**AIM OF THE TASK**
Going through the data, count each line that has the word "content". Reply with the total and nothing more.

**DATA RECORDS**
--- START ---
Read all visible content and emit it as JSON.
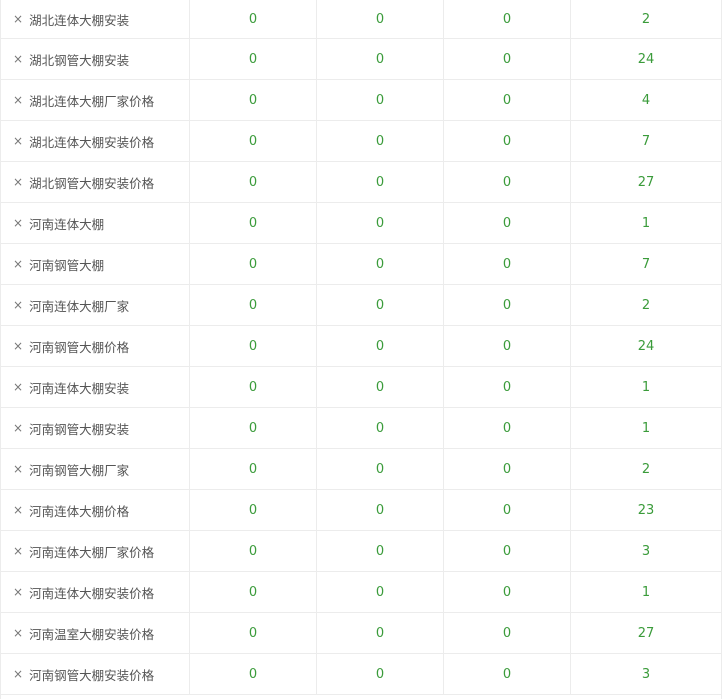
{
  "rows": [
    {
      "keyword": "湖北连体大棚安装",
      "remove_icon": "×",
      "v1": "0",
      "v2": "0",
      "v3": "0",
      "v4": "2"
    },
    {
      "keyword": "湖北钢管大棚安装",
      "remove_icon": "×",
      "v1": "0",
      "v2": "0",
      "v3": "0",
      "v4": "24"
    },
    {
      "keyword": "湖北连体大棚厂家价格",
      "remove_icon": "×",
      "v1": "0",
      "v2": "0",
      "v3": "0",
      "v4": "4"
    },
    {
      "keyword": "湖北连体大棚安装价格",
      "remove_icon": "×",
      "v1": "0",
      "v2": "0",
      "v3": "0",
      "v4": "7"
    },
    {
      "keyword": "湖北钢管大棚安装价格",
      "remove_icon": "×",
      "v1": "0",
      "v2": "0",
      "v3": "0",
      "v4": "27"
    },
    {
      "keyword": "河南连体大棚",
      "remove_icon": "×",
      "v1": "0",
      "v2": "0",
      "v3": "0",
      "v4": "1"
    },
    {
      "keyword": "河南钢管大棚",
      "remove_icon": "×",
      "v1": "0",
      "v2": "0",
      "v3": "0",
      "v4": "7"
    },
    {
      "keyword": "河南连体大棚厂家",
      "remove_icon": "×",
      "v1": "0",
      "v2": "0",
      "v3": "0",
      "v4": "2"
    },
    {
      "keyword": "河南钢管大棚价格",
      "remove_icon": "×",
      "v1": "0",
      "v2": "0",
      "v3": "0",
      "v4": "24"
    },
    {
      "keyword": "河南连体大棚安装",
      "remove_icon": "×",
      "v1": "0",
      "v2": "0",
      "v3": "0",
      "v4": "1"
    },
    {
      "keyword": "河南钢管大棚安装",
      "remove_icon": "×",
      "v1": "0",
      "v2": "0",
      "v3": "0",
      "v4": "1"
    },
    {
      "keyword": "河南钢管大棚厂家",
      "remove_icon": "×",
      "v1": "0",
      "v2": "0",
      "v3": "0",
      "v4": "2"
    },
    {
      "keyword": "河南连体大棚价格",
      "remove_icon": "×",
      "v1": "0",
      "v2": "0",
      "v3": "0",
      "v4": "23"
    },
    {
      "keyword": "河南连体大棚厂家价格",
      "remove_icon": "×",
      "v1": "0",
      "v2": "0",
      "v3": "0",
      "v4": "3"
    },
    {
      "keyword": "河南连体大棚安装价格",
      "remove_icon": "×",
      "v1": "0",
      "v2": "0",
      "v3": "0",
      "v4": "1"
    },
    {
      "keyword": "河南温室大棚安装价格",
      "remove_icon": "×",
      "v1": "0",
      "v2": "0",
      "v3": "0",
      "v4": "27"
    },
    {
      "keyword": "河南钢管大棚安装价格",
      "remove_icon": "×",
      "v1": "0",
      "v2": "0",
      "v3": "0",
      "v4": "3"
    }
  ],
  "colors": {
    "number_green": "#3a9b3a",
    "keyword_gray": "#555555",
    "border": "#ececec"
  }
}
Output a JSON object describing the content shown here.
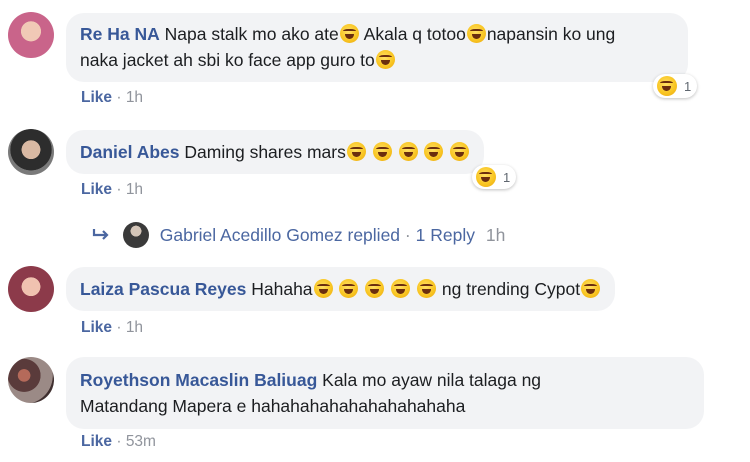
{
  "comments": [
    {
      "author": "Re Ha NA",
      "text_parts": [
        "Napa stalk mo ako ate",
        "Akala q totoo",
        "napansin ko ung",
        "naka jacket ah sbi ko face app guro to"
      ],
      "like_label": "Like",
      "time": "1h",
      "reaction_count": "1"
    },
    {
      "author": "Daniel Abes",
      "text_parts": [
        "Daming shares mars"
      ],
      "like_label": "Like",
      "time": "1h",
      "reaction_count": "1"
    },
    {
      "author": "Laiza Pascua Reyes",
      "text_parts": [
        "Hahaha",
        "ng trending Cypot"
      ],
      "like_label": "Like",
      "time": "1h"
    },
    {
      "author": "Royethson Macaslin Baliuag",
      "text_parts": [
        "Kala mo ayaw nila talaga ng",
        "Matandang Mapera e hahahahahahahahahahaha"
      ],
      "like_label": "Like",
      "time": "53m"
    }
  ],
  "reply_summary": {
    "name": "Gabriel Acedillo Gomez",
    "verb": "replied",
    "count_label": "1 Reply",
    "time": "1h",
    "separator": "·"
  },
  "action_separator": "·",
  "icons": {
    "reaction": "laughing-emoji-icon",
    "reply_arrow": "reply-arrow-icon"
  },
  "colors": {
    "author": "#385898",
    "bubble": "#f2f3f5",
    "meta": "#90949c",
    "link": "#4b67a1"
  }
}
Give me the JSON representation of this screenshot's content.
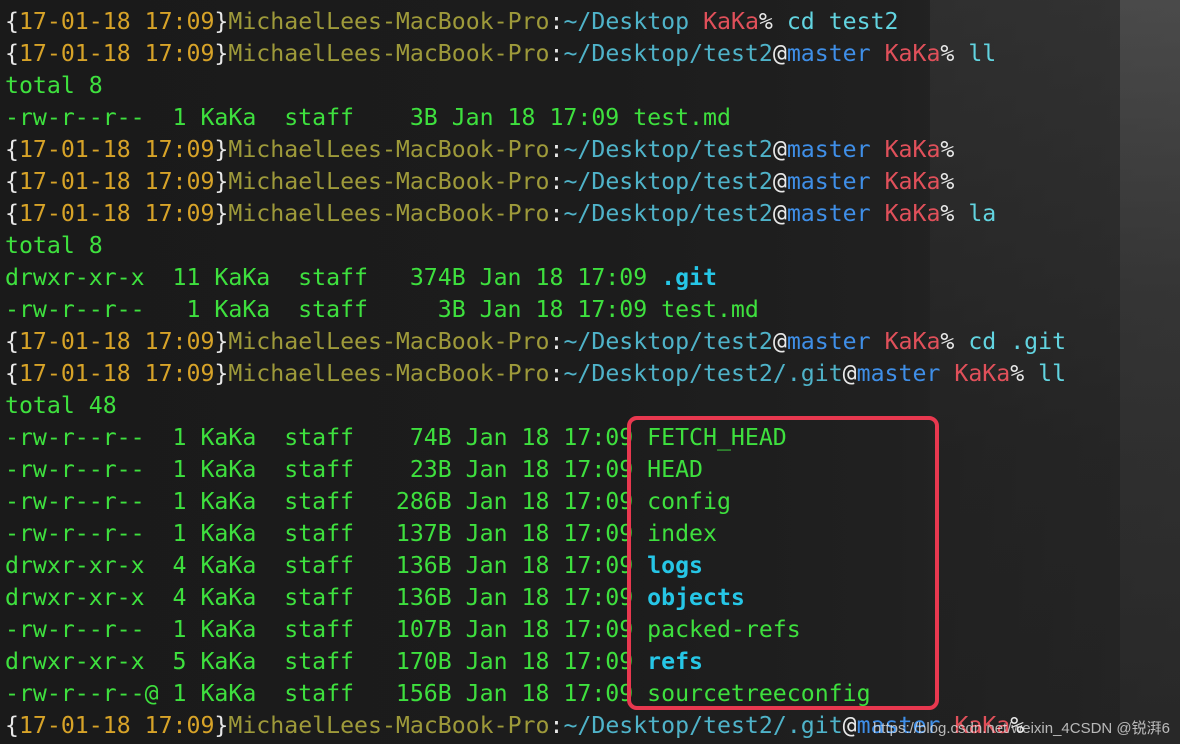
{
  "terminal": {
    "lines": [
      {
        "type": "prompt",
        "date": "17-01-18 17:09",
        "host": "MichaelLees-MacBook-Pro",
        "path": "~/Desktop",
        "branch": "",
        "user": "KaKa",
        "command": " cd test2"
      },
      {
        "type": "prompt",
        "date": "17-01-18 17:09",
        "host": "MichaelLees-MacBook-Pro",
        "path": "~/Desktop/test2",
        "branch": "master",
        "user": "KaKa",
        "command": " ll"
      },
      {
        "type": "output",
        "text": "total 8"
      },
      {
        "type": "entry",
        "text": "-rw-r--r--  1 KaKa  staff    3B Jan 18 17:09 ",
        "name": "test.md",
        "kind": "file"
      },
      {
        "type": "prompt",
        "date": "17-01-18 17:09",
        "host": "MichaelLees-MacBook-Pro",
        "path": "~/Desktop/test2",
        "branch": "master",
        "user": "KaKa",
        "command": ""
      },
      {
        "type": "prompt",
        "date": "17-01-18 17:09",
        "host": "MichaelLees-MacBook-Pro",
        "path": "~/Desktop/test2",
        "branch": "master",
        "user": "KaKa",
        "command": ""
      },
      {
        "type": "prompt",
        "date": "17-01-18 17:09",
        "host": "MichaelLees-MacBook-Pro",
        "path": "~/Desktop/test2",
        "branch": "master",
        "user": "KaKa",
        "command": " la"
      },
      {
        "type": "output",
        "text": "total 8"
      },
      {
        "type": "entry",
        "text": "drwxr-xr-x  11 KaKa  staff   374B Jan 18 17:09 ",
        "name": ".git",
        "kind": "dir"
      },
      {
        "type": "entry",
        "text": "-rw-r--r--   1 KaKa  staff     3B Jan 18 17:09 ",
        "name": "test.md",
        "kind": "file"
      },
      {
        "type": "prompt",
        "date": "17-01-18 17:09",
        "host": "MichaelLees-MacBook-Pro",
        "path": "~/Desktop/test2",
        "branch": "master",
        "user": "KaKa",
        "command": " cd .git"
      },
      {
        "type": "prompt",
        "date": "17-01-18 17:09",
        "host": "MichaelLees-MacBook-Pro",
        "path": "~/Desktop/test2/.git",
        "branch": "master",
        "user": "KaKa",
        "command": " ll"
      },
      {
        "type": "output",
        "text": "total 48"
      },
      {
        "type": "entry",
        "text": "-rw-r--r--  1 KaKa  staff    74B Jan 18 17:09 ",
        "name": "FETCH_HEAD",
        "kind": "file"
      },
      {
        "type": "entry",
        "text": "-rw-r--r--  1 KaKa  staff    23B Jan 18 17:09 ",
        "name": "HEAD",
        "kind": "file"
      },
      {
        "type": "entry",
        "text": "-rw-r--r--  1 KaKa  staff   286B Jan 18 17:09 ",
        "name": "config",
        "kind": "file"
      },
      {
        "type": "entry",
        "text": "-rw-r--r--  1 KaKa  staff   137B Jan 18 17:09 ",
        "name": "index",
        "kind": "file"
      },
      {
        "type": "entry",
        "text": "drwxr-xr-x  4 KaKa  staff   136B Jan 18 17:09 ",
        "name": "logs",
        "kind": "dir"
      },
      {
        "type": "entry",
        "text": "drwxr-xr-x  4 KaKa  staff   136B Jan 18 17:09 ",
        "name": "objects",
        "kind": "dir"
      },
      {
        "type": "entry",
        "text": "-rw-r--r--  1 KaKa  staff   107B Jan 18 17:09 ",
        "name": "packed-refs",
        "kind": "file"
      },
      {
        "type": "entry",
        "text": "drwxr-xr-x  5 KaKa  staff   170B Jan 18 17:09 ",
        "name": "refs",
        "kind": "dir"
      },
      {
        "type": "entry",
        "text": "-rw-r--r--@ 1 KaKa  staff   156B Jan 18 17:09 ",
        "name": "sourcetreeconfig",
        "kind": "file"
      },
      {
        "type": "prompt",
        "date": "17-01-18 17:09",
        "host": "MichaelLees-MacBook-Pro",
        "path": "~/Desktop/test2/.git",
        "branch": "master",
        "user": "KaKa",
        "command": ""
      }
    ]
  },
  "watermark": {
    "text": "https://blog.csdn.net/weixin_4CSDN @锐湃6"
  },
  "colors": {
    "annotation_box": "#e8384f",
    "background": "#1b1b1b"
  }
}
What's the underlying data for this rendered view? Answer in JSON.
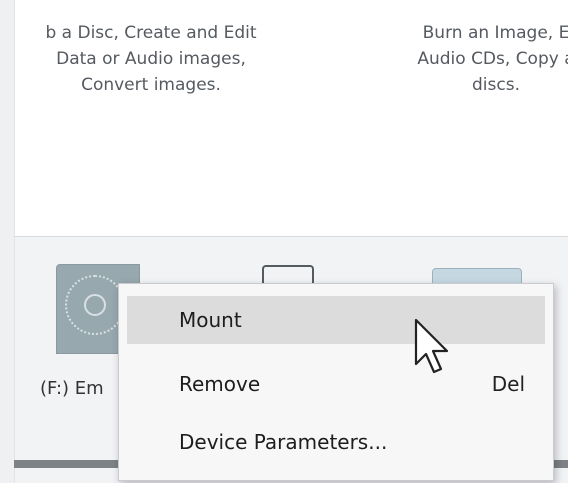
{
  "descriptions": [
    {
      "lines": [
        "b a Disc, Create and Edit",
        "Data or Audio images,",
        "Convert images."
      ]
    },
    {
      "lines": [
        "Burn an Image, E",
        "Audio CDs, Copy a",
        "discs."
      ]
    }
  ],
  "devices": [
    {
      "label": "(F:) Em",
      "icon": "disc-drive-icon"
    },
    {
      "label": "",
      "icon": "device-icon"
    },
    {
      "label": "",
      "icon": "drive-icon"
    }
  ],
  "context_menu": {
    "items": [
      {
        "label": "Mount",
        "shortcut": "",
        "highlighted": true
      },
      {
        "label": "Remove",
        "shortcut": "Del",
        "highlighted": false
      },
      {
        "label": "Device Parameters...",
        "shortcut": "",
        "highlighted": false
      }
    ]
  },
  "colors": {
    "menu_highlight": "#dcdcdc",
    "drive_icon": "#97a8af",
    "background": "#eef0f2"
  },
  "cursor": "arrow-cursor-icon"
}
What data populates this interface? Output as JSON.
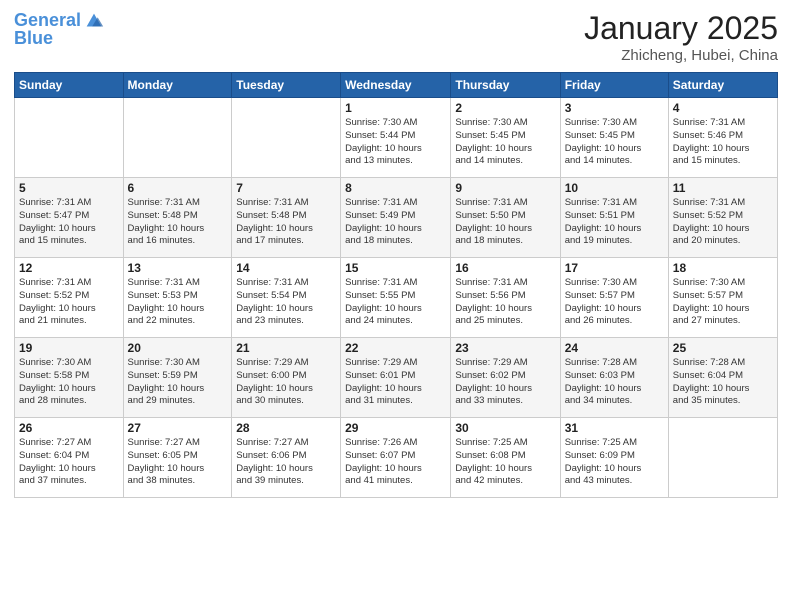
{
  "header": {
    "logo_line1": "General",
    "logo_line2": "Blue",
    "month": "January 2025",
    "location": "Zhicheng, Hubei, China"
  },
  "weekdays": [
    "Sunday",
    "Monday",
    "Tuesday",
    "Wednesday",
    "Thursday",
    "Friday",
    "Saturday"
  ],
  "weeks": [
    [
      {
        "day": "",
        "info": ""
      },
      {
        "day": "",
        "info": ""
      },
      {
        "day": "",
        "info": ""
      },
      {
        "day": "1",
        "info": "Sunrise: 7:30 AM\nSunset: 5:44 PM\nDaylight: 10 hours\nand 13 minutes."
      },
      {
        "day": "2",
        "info": "Sunrise: 7:30 AM\nSunset: 5:45 PM\nDaylight: 10 hours\nand 14 minutes."
      },
      {
        "day": "3",
        "info": "Sunrise: 7:30 AM\nSunset: 5:45 PM\nDaylight: 10 hours\nand 14 minutes."
      },
      {
        "day": "4",
        "info": "Sunrise: 7:31 AM\nSunset: 5:46 PM\nDaylight: 10 hours\nand 15 minutes."
      }
    ],
    [
      {
        "day": "5",
        "info": "Sunrise: 7:31 AM\nSunset: 5:47 PM\nDaylight: 10 hours\nand 15 minutes."
      },
      {
        "day": "6",
        "info": "Sunrise: 7:31 AM\nSunset: 5:48 PM\nDaylight: 10 hours\nand 16 minutes."
      },
      {
        "day": "7",
        "info": "Sunrise: 7:31 AM\nSunset: 5:48 PM\nDaylight: 10 hours\nand 17 minutes."
      },
      {
        "day": "8",
        "info": "Sunrise: 7:31 AM\nSunset: 5:49 PM\nDaylight: 10 hours\nand 18 minutes."
      },
      {
        "day": "9",
        "info": "Sunrise: 7:31 AM\nSunset: 5:50 PM\nDaylight: 10 hours\nand 18 minutes."
      },
      {
        "day": "10",
        "info": "Sunrise: 7:31 AM\nSunset: 5:51 PM\nDaylight: 10 hours\nand 19 minutes."
      },
      {
        "day": "11",
        "info": "Sunrise: 7:31 AM\nSunset: 5:52 PM\nDaylight: 10 hours\nand 20 minutes."
      }
    ],
    [
      {
        "day": "12",
        "info": "Sunrise: 7:31 AM\nSunset: 5:52 PM\nDaylight: 10 hours\nand 21 minutes."
      },
      {
        "day": "13",
        "info": "Sunrise: 7:31 AM\nSunset: 5:53 PM\nDaylight: 10 hours\nand 22 minutes."
      },
      {
        "day": "14",
        "info": "Sunrise: 7:31 AM\nSunset: 5:54 PM\nDaylight: 10 hours\nand 23 minutes."
      },
      {
        "day": "15",
        "info": "Sunrise: 7:31 AM\nSunset: 5:55 PM\nDaylight: 10 hours\nand 24 minutes."
      },
      {
        "day": "16",
        "info": "Sunrise: 7:31 AM\nSunset: 5:56 PM\nDaylight: 10 hours\nand 25 minutes."
      },
      {
        "day": "17",
        "info": "Sunrise: 7:30 AM\nSunset: 5:57 PM\nDaylight: 10 hours\nand 26 minutes."
      },
      {
        "day": "18",
        "info": "Sunrise: 7:30 AM\nSunset: 5:57 PM\nDaylight: 10 hours\nand 27 minutes."
      }
    ],
    [
      {
        "day": "19",
        "info": "Sunrise: 7:30 AM\nSunset: 5:58 PM\nDaylight: 10 hours\nand 28 minutes."
      },
      {
        "day": "20",
        "info": "Sunrise: 7:30 AM\nSunset: 5:59 PM\nDaylight: 10 hours\nand 29 minutes."
      },
      {
        "day": "21",
        "info": "Sunrise: 7:29 AM\nSunset: 6:00 PM\nDaylight: 10 hours\nand 30 minutes."
      },
      {
        "day": "22",
        "info": "Sunrise: 7:29 AM\nSunset: 6:01 PM\nDaylight: 10 hours\nand 31 minutes."
      },
      {
        "day": "23",
        "info": "Sunrise: 7:29 AM\nSunset: 6:02 PM\nDaylight: 10 hours\nand 33 minutes."
      },
      {
        "day": "24",
        "info": "Sunrise: 7:28 AM\nSunset: 6:03 PM\nDaylight: 10 hours\nand 34 minutes."
      },
      {
        "day": "25",
        "info": "Sunrise: 7:28 AM\nSunset: 6:04 PM\nDaylight: 10 hours\nand 35 minutes."
      }
    ],
    [
      {
        "day": "26",
        "info": "Sunrise: 7:27 AM\nSunset: 6:04 PM\nDaylight: 10 hours\nand 37 minutes."
      },
      {
        "day": "27",
        "info": "Sunrise: 7:27 AM\nSunset: 6:05 PM\nDaylight: 10 hours\nand 38 minutes."
      },
      {
        "day": "28",
        "info": "Sunrise: 7:27 AM\nSunset: 6:06 PM\nDaylight: 10 hours\nand 39 minutes."
      },
      {
        "day": "29",
        "info": "Sunrise: 7:26 AM\nSunset: 6:07 PM\nDaylight: 10 hours\nand 41 minutes."
      },
      {
        "day": "30",
        "info": "Sunrise: 7:25 AM\nSunset: 6:08 PM\nDaylight: 10 hours\nand 42 minutes."
      },
      {
        "day": "31",
        "info": "Sunrise: 7:25 AM\nSunset: 6:09 PM\nDaylight: 10 hours\nand 43 minutes."
      },
      {
        "day": "",
        "info": ""
      }
    ]
  ]
}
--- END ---
**WORKED SOLUTION**
3